^Spector, Morgan. "Clicker Training for Obedience." Waltham, MA: Sunshine Books, 2005. p. 11, 38
^Miller, Pat. "The Power of Positive Dog Training." New York: Hungry Minds, Inc., 2001. p. 24
^Alexander, Melissa. Click for Joy. Waltham, MA: Sunshine Books, 2003. p. 198
^Alexander, Melissa. Click for Joy. Waltham, MA: Sunshine Books, 2003. p. 12-13
^Spector, Morgan. "Clicker Training for Obedience." Waltham, MA: Sunshine Books, 2005. p. 84
^Miller, Pat. "The Power of Positive Dog Training." New York: Hungry Minds, Inc., 2001. p. 214
^Alexander, Melissa. Click for Joy. Waltham, MA: Sunshine Books, 2003. p. 100-102
^Barry, Jim (et al). Positive Gun Dogs. Waltham, MA: Sunshine Books, 2007. p. 43
^Alexander, Melissa. Click for Joy. Waltham, MA: Sunshine Books, 2003. p. 37
^Alexander, Melissa. Click for Joy. Waltham, MA: Sunshine Books, 2003. p. 12
^Spector, Morgan. "Clicker Training for Obedience." Waltham, MA: Sunshine Books, 2005. p. 11
^Alexander, Melissa. Click for Joy. Waltham, MA: Sunshine Books, 2003. p. 24
^Spector, Morgan. "Clicker Training for Obedience." Waltham, MA: Sunshine Books, 2005. p. 12

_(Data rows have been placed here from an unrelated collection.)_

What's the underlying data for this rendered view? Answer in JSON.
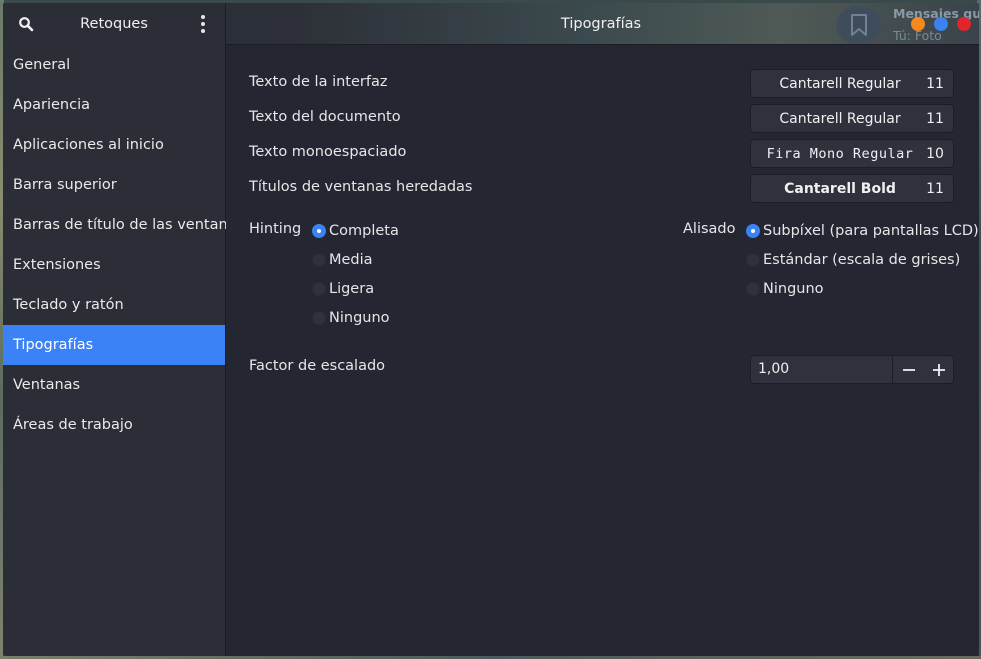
{
  "header": {
    "app_name": "Retoques",
    "title": "Tipografías",
    "search_icon": "search-icon",
    "menu_icon": "vertical-dots-icon"
  },
  "background_notification": {
    "title": "Mensajes gu",
    "subtitle": "Tú: Foto"
  },
  "window_controls": {
    "minimize_color": "#f5891c",
    "maximize_color": "#3b82f0",
    "close_color": "#e0262a"
  },
  "sidebar": {
    "items": [
      {
        "label": "General"
      },
      {
        "label": "Apariencia"
      },
      {
        "label": "Aplicaciones al inicio"
      },
      {
        "label": "Barra superior"
      },
      {
        "label": "Barras de título de las ventanas"
      },
      {
        "label": "Extensiones"
      },
      {
        "label": "Teclado y ratón"
      },
      {
        "label": "Tipografías"
      },
      {
        "label": "Ventanas"
      },
      {
        "label": "Áreas de trabajo"
      }
    ],
    "active": "Tipografías",
    "accent": "#3b82f6"
  },
  "fonts": {
    "interface": {
      "label": "Texto de la interfaz",
      "font": "Cantarell Regular",
      "size": "11"
    },
    "document": {
      "label": "Texto del documento",
      "font": "Cantarell Regular",
      "size": "11"
    },
    "monospace": {
      "label": "Texto monoespaciado",
      "font": "Fira Mono Regular",
      "size": "10"
    },
    "legacy_titles": {
      "label": "Títulos de ventanas heredadas",
      "font": "Cantarell Bold",
      "size": "11"
    }
  },
  "hinting": {
    "label": "Hinting",
    "options": [
      "Completa",
      "Media",
      "Ligera",
      "Ninguno"
    ],
    "selected": "Completa"
  },
  "antialiasing": {
    "label": "Alisado",
    "options": [
      "Subpíxel (para pantallas LCD)",
      "Estándar (escala de grises)",
      "Ninguno"
    ],
    "selected": "Subpíxel (para pantallas LCD)"
  },
  "scaling": {
    "label": "Factor de escalado",
    "value": "1,00",
    "minus_icon": "minus-icon",
    "plus_icon": "plus-icon"
  }
}
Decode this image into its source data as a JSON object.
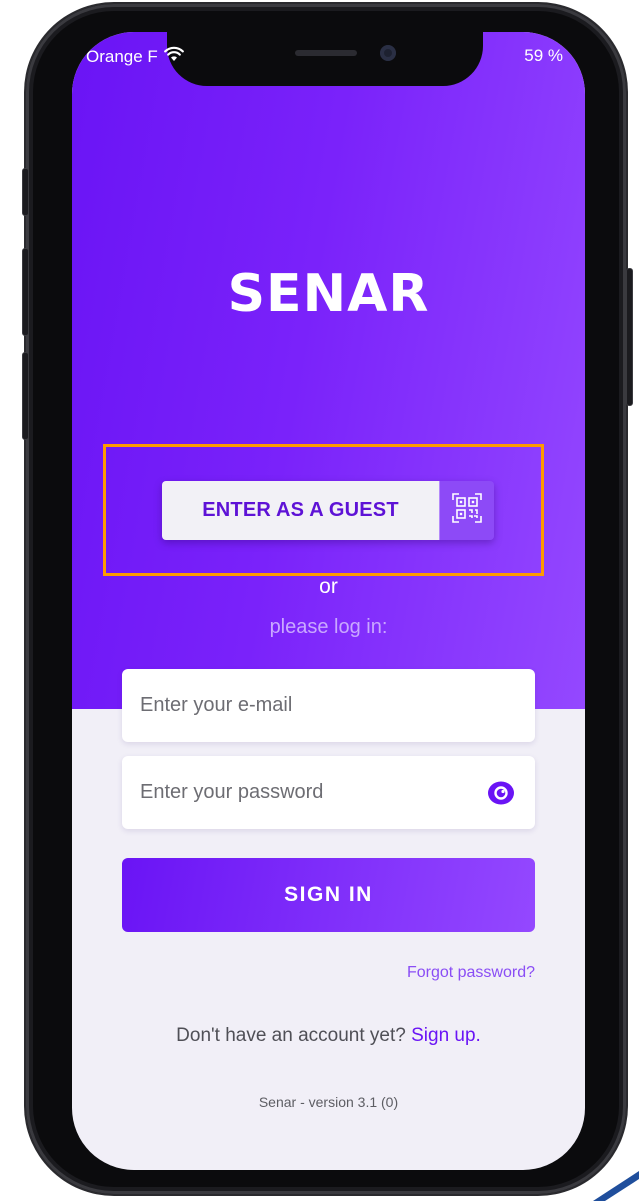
{
  "status_bar": {
    "carrier": "Orange F",
    "battery": "59 %"
  },
  "app": {
    "logo": "SENAR"
  },
  "guest": {
    "label": "ENTER AS A GUEST"
  },
  "separator": {
    "or": "or",
    "login_prompt": "please log in:"
  },
  "form": {
    "email_placeholder": "Enter your e-mail",
    "password_placeholder": "Enter your password",
    "signin_label": "SIGN IN",
    "forgot_label": "Forgot password?"
  },
  "signup": {
    "prompt": "Don't have an account yet?",
    "link": "Sign up."
  },
  "footer": {
    "version": "Senar - version 3.1 (0)"
  },
  "colors": {
    "brand_purple": "#6a14f5",
    "brand_purple_light": "#9448ff",
    "highlight_orange": "#ff9a00"
  },
  "icons": [
    "wifi-icon",
    "qr-code-icon",
    "eye-icon"
  ]
}
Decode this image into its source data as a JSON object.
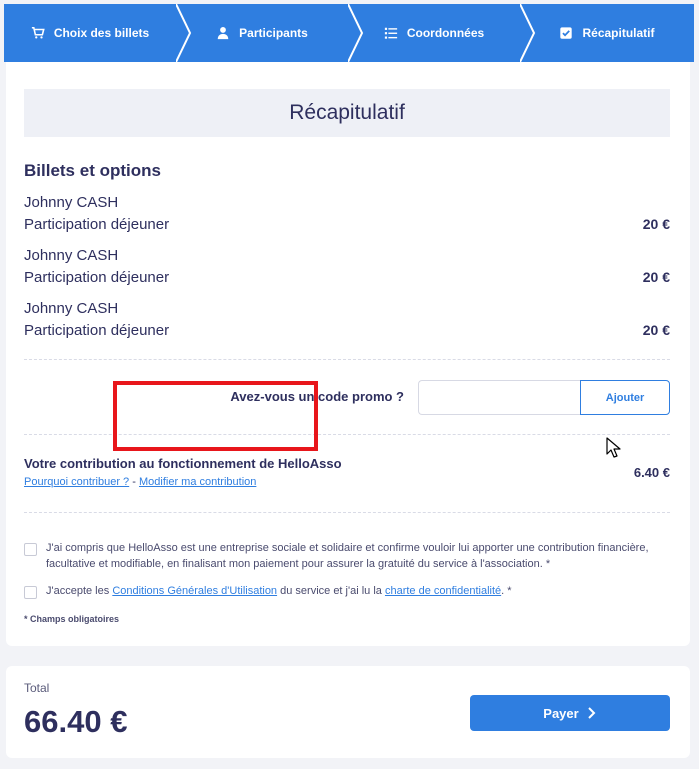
{
  "stepper": {
    "steps": [
      {
        "label": "Choix des billets",
        "icon": "cart-icon"
      },
      {
        "label": "Participants",
        "icon": "user-icon"
      },
      {
        "label": "Coordonnées",
        "icon": "list-icon"
      },
      {
        "label": "Récapitulatif",
        "icon": "checkbox-icon"
      }
    ],
    "color": "#2f7ee0"
  },
  "summary": {
    "title": "Récapitulatif",
    "section_title": "Billets et options",
    "tickets": [
      {
        "name": "Johnny CASH",
        "option": "Participation déjeuner",
        "price": "20 €"
      },
      {
        "name": "Johnny CASH",
        "option": "Participation déjeuner",
        "price": "20 €"
      },
      {
        "name": "Johnny CASH",
        "option": "Participation déjeuner",
        "price": "20 €"
      }
    ]
  },
  "promo": {
    "label": "Avez-vous un code promo ?",
    "input_value": "",
    "button_label": "Ajouter"
  },
  "contribution": {
    "title": "Votre contribution au fonctionnement de HelloAsso",
    "why_link": "Pourquoi contribuer ?",
    "separator": "-",
    "modify_link": "Modifier ma contribution",
    "amount": "6.40 €"
  },
  "consents": {
    "consent1": "J'ai compris que HelloAsso est une entreprise sociale et solidaire et confirme vouloir lui apporter une contribution financière, facultative et modifiable, en finalisant mon paiement pour assurer la gratuité du service à l'association. *",
    "consent2_prefix": "J'accepte les",
    "consent2_cgu_link": "Conditions Générales d'Utilisation",
    "consent2_middle": "du service et j'ai lu la",
    "consent2_privacy_link": "charte de confidentialité",
    "consent2_suffix": ". *",
    "required_note": "* Champs obligatoires"
  },
  "total": {
    "label": "Total",
    "value": "66.40 €",
    "pay_label": "Payer"
  },
  "colors": {
    "accent": "#2f7ee0",
    "text": "#2e2f5e",
    "highlight": "#e8161b"
  }
}
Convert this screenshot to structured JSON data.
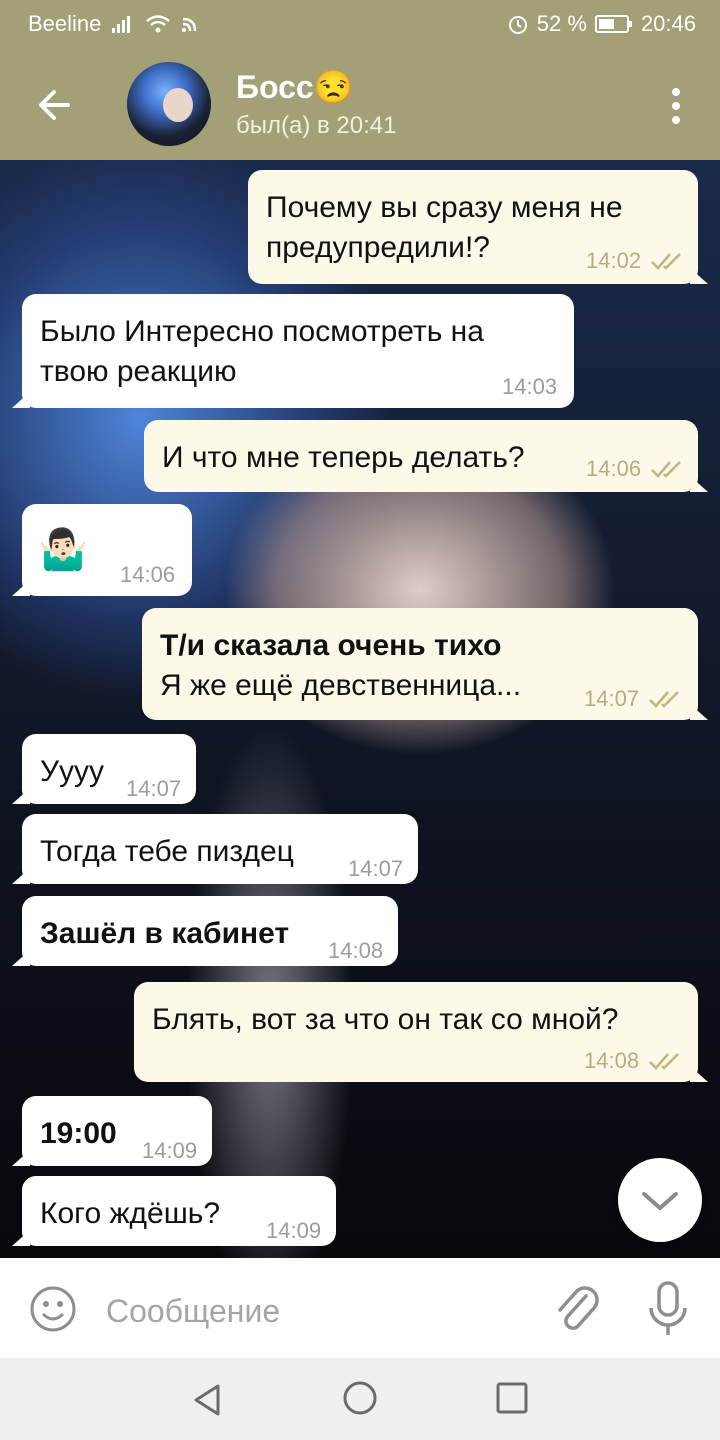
{
  "status_bar": {
    "carrier": "Beeline",
    "battery": "52 %",
    "time": "20:46",
    "icons": [
      "signal-icon",
      "wifi-icon",
      "data-icon",
      "alarm-icon",
      "battery-icon"
    ]
  },
  "header": {
    "contact_name": "Босс😒",
    "last_seen": "был(а) в 20:41",
    "icons": [
      "back-arrow-icon",
      "avatar",
      "more-vertical-icon"
    ]
  },
  "messages": [
    {
      "dir": "out",
      "line1": "Почему вы сразу меня не",
      "line2": "предупредили!?",
      "time": "14:02"
    },
    {
      "dir": "in",
      "line1": "Было Интересно посмотреть на",
      "line2": "твою реакцию",
      "time": "14:03"
    },
    {
      "dir": "out",
      "text": "И что мне теперь делать?",
      "time": "14:06"
    },
    {
      "dir": "in",
      "emoji": "🤷🏻‍♂️",
      "time": "14:06"
    },
    {
      "dir": "out",
      "bold": "Т/и сказала очень тихо",
      "text": "Я же ещё девственница...",
      "time": "14:07"
    },
    {
      "dir": "in",
      "text": "Уууу",
      "time": "14:07"
    },
    {
      "dir": "in",
      "text": "Тогда тебе пиздец",
      "time": "14:07"
    },
    {
      "dir": "in",
      "bold": "Зашёл в кабинет",
      "time": "14:08"
    },
    {
      "dir": "out",
      "text": "Блять, вот за что он так со мной?",
      "time": "14:08"
    },
    {
      "dir": "in",
      "bold": "19:00",
      "time": "14:09"
    },
    {
      "dir": "in",
      "text": "Кого ждёшь?",
      "time": "14:09"
    }
  ],
  "input": {
    "placeholder": "Сообщение"
  },
  "colors": {
    "header": "#a39f76",
    "incoming": "#ffffff",
    "outgoing": "#fdf9e9",
    "check": "#c4b47a"
  }
}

^Miller, Pat. "The Power of Positive Dog Training." New York: Hungry Minds, Inc., 2001. p. 56